REQUIREMENT =>
Report back every line from the entries below in which the word "instance" occurs.

DATA TO PROCESS Start Marker

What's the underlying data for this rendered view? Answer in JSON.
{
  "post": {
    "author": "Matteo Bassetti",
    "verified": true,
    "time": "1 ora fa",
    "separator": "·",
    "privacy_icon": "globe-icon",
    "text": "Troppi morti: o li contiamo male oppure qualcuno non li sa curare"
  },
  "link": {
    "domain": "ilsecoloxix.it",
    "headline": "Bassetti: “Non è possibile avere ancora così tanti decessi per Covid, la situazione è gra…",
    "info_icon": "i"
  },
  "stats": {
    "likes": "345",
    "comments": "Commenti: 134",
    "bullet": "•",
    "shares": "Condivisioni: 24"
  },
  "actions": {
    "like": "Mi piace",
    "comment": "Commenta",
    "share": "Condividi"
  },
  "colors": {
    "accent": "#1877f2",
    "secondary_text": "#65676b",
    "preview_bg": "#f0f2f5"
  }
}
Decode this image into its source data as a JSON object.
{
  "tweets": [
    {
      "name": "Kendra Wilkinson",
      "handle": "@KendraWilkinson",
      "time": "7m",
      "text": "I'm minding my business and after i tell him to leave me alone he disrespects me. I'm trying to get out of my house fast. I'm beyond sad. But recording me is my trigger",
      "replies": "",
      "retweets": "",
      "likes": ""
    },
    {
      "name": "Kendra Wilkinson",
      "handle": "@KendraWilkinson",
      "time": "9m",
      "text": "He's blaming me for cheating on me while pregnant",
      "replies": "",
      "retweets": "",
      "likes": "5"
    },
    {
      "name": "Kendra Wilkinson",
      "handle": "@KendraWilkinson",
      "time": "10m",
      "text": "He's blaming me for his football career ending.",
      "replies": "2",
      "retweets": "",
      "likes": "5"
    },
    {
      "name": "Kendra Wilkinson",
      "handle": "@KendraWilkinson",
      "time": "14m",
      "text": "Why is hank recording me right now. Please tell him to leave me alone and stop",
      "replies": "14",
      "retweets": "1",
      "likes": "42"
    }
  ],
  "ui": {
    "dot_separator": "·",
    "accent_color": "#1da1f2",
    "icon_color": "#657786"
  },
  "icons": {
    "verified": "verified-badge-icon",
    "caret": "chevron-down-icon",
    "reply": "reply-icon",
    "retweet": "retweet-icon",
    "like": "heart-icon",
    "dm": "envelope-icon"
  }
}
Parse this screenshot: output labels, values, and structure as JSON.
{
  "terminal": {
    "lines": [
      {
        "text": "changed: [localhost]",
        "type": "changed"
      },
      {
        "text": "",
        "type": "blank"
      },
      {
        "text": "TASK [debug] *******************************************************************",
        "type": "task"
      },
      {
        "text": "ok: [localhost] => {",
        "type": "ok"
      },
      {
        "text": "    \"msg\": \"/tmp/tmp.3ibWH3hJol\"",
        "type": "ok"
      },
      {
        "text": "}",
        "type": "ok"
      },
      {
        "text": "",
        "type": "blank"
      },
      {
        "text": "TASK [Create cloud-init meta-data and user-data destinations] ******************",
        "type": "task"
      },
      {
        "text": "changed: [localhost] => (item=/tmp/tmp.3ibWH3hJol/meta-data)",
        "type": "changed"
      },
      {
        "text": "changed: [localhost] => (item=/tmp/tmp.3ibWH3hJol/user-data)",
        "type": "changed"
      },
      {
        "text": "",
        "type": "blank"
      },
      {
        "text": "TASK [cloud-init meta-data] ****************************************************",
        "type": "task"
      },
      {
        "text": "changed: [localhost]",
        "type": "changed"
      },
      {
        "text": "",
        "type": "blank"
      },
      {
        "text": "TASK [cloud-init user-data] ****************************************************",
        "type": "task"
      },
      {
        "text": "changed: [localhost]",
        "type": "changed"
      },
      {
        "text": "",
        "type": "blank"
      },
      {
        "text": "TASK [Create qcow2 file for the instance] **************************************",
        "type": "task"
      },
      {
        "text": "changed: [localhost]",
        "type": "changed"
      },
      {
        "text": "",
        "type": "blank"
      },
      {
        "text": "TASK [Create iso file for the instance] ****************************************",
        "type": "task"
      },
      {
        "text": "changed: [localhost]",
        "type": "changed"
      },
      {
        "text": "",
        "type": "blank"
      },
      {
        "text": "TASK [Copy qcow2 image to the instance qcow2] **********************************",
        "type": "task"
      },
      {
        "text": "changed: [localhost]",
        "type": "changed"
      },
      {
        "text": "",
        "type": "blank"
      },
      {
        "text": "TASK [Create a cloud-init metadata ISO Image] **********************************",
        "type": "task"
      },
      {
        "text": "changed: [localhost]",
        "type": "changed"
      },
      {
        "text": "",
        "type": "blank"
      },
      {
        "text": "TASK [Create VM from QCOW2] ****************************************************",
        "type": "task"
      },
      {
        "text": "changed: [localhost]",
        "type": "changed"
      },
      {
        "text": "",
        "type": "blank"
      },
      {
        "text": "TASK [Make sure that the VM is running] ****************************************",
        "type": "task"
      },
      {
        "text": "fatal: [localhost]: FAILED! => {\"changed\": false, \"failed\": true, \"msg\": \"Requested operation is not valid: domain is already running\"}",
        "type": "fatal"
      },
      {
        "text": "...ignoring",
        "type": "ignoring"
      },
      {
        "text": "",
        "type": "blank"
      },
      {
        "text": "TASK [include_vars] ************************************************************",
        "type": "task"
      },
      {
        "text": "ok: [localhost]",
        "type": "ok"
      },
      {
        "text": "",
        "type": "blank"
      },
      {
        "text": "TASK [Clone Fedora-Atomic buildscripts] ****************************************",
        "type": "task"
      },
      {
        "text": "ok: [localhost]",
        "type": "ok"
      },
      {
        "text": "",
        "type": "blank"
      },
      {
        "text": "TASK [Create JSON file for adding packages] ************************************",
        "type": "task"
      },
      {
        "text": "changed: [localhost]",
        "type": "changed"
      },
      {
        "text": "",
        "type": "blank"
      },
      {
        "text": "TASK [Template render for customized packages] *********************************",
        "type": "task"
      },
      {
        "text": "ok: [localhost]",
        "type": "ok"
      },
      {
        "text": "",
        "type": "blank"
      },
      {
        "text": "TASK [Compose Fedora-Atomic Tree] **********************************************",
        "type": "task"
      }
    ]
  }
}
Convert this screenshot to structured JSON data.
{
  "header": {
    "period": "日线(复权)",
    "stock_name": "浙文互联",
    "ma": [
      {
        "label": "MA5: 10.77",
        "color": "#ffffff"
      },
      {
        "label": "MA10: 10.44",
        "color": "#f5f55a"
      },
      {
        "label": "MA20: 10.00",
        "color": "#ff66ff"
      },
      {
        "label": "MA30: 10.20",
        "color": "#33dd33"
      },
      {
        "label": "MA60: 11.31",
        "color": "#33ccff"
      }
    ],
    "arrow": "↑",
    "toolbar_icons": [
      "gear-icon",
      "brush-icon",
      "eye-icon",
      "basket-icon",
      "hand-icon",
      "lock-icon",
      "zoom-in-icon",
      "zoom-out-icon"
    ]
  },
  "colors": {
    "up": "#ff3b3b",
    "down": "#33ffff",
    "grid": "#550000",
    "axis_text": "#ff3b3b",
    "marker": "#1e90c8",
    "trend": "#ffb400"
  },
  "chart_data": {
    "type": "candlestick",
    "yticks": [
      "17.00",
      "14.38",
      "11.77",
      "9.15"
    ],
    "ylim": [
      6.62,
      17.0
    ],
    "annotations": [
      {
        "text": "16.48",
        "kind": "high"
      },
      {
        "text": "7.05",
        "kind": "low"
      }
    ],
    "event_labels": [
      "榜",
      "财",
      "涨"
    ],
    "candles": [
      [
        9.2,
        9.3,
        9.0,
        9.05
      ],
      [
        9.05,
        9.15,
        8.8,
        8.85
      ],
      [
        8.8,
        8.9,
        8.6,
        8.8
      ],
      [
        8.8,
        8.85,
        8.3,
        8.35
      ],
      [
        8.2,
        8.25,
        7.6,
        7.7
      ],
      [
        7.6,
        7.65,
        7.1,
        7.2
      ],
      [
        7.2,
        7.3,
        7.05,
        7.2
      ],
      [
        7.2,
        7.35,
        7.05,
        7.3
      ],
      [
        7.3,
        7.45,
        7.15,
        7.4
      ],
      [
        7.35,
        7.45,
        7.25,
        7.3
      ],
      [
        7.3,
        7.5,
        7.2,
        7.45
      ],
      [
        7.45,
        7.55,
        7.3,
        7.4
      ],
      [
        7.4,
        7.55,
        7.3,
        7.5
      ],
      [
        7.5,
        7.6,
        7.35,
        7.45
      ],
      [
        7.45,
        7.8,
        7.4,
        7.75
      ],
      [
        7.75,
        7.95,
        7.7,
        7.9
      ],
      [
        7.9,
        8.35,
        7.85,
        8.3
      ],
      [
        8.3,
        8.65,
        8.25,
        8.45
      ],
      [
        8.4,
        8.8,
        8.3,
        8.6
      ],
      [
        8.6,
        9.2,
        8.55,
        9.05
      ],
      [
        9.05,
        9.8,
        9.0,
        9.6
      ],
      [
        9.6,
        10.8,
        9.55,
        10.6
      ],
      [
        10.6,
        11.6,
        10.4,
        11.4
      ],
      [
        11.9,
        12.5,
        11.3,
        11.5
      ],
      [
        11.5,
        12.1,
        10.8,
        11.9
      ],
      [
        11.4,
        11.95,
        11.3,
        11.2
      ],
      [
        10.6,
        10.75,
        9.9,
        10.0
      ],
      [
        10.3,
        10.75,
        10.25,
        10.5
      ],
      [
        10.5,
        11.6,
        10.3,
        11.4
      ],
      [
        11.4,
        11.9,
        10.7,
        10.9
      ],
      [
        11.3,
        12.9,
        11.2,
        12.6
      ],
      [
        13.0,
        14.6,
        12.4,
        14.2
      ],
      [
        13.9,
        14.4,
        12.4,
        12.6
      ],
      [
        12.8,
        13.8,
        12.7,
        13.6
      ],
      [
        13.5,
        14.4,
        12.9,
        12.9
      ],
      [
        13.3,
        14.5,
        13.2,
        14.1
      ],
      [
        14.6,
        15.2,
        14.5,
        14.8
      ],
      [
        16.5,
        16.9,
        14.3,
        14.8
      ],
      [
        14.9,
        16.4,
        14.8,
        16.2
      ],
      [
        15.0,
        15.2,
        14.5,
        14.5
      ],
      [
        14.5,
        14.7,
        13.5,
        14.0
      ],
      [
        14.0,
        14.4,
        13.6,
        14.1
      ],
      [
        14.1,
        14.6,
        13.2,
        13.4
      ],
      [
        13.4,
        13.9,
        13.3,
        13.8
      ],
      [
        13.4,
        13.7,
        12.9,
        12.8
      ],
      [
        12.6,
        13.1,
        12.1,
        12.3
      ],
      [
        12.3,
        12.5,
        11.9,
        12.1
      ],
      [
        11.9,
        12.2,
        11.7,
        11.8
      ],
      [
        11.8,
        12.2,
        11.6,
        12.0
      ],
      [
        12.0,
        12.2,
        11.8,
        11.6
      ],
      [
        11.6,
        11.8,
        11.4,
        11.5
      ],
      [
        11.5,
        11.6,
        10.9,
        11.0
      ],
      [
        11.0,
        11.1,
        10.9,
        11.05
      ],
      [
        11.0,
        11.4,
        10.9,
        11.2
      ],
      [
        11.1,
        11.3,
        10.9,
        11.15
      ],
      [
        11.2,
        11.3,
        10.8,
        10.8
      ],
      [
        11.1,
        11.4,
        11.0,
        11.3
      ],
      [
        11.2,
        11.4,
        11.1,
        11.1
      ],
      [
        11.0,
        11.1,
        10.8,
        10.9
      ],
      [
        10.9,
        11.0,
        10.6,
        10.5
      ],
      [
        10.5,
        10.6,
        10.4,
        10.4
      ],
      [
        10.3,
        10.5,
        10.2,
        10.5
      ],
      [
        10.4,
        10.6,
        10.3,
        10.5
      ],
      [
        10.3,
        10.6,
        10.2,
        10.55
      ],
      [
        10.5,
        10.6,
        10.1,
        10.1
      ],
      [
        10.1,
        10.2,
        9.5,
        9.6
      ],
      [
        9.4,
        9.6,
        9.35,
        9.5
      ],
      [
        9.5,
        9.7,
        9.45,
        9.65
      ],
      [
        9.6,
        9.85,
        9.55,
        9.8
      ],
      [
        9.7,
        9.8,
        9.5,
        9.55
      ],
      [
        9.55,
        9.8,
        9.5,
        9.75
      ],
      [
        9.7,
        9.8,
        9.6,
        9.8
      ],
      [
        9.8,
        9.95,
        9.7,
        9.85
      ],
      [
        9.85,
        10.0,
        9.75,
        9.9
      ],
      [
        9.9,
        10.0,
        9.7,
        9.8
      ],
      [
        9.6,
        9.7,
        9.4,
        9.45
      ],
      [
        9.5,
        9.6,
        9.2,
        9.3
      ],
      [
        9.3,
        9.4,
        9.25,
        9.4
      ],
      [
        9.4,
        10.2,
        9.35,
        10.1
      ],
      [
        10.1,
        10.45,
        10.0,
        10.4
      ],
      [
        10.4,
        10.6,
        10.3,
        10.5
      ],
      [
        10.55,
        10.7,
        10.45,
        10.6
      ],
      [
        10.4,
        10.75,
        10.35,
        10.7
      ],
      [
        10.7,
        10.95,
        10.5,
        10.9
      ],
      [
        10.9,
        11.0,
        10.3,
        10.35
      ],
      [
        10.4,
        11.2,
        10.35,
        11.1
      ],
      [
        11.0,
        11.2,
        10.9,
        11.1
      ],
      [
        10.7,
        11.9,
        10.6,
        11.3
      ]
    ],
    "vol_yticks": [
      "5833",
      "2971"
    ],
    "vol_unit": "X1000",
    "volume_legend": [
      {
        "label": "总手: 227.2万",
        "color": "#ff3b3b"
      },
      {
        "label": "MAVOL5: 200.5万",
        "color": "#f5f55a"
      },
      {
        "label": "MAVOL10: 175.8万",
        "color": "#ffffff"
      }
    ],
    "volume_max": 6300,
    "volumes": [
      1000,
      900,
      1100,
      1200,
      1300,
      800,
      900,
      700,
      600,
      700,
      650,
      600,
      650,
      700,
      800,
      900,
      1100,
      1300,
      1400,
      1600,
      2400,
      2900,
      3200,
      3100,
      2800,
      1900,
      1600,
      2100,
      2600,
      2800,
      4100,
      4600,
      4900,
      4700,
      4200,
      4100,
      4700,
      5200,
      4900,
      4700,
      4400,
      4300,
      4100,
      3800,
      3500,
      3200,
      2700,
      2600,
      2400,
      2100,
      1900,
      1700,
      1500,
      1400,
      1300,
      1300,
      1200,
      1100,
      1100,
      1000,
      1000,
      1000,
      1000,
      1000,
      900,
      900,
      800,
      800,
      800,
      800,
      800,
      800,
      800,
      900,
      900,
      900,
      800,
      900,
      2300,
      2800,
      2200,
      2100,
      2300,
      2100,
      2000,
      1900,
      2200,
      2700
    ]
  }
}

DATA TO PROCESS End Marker

ANSWER =>
        "text": "TASK [Create qcow2 file for the instance] **************************************",
        "text": "TASK [Create iso file for the instance] ****************************************",
        "text": "TASK [Copy qcow2 image to the instance qcow2] **********************************",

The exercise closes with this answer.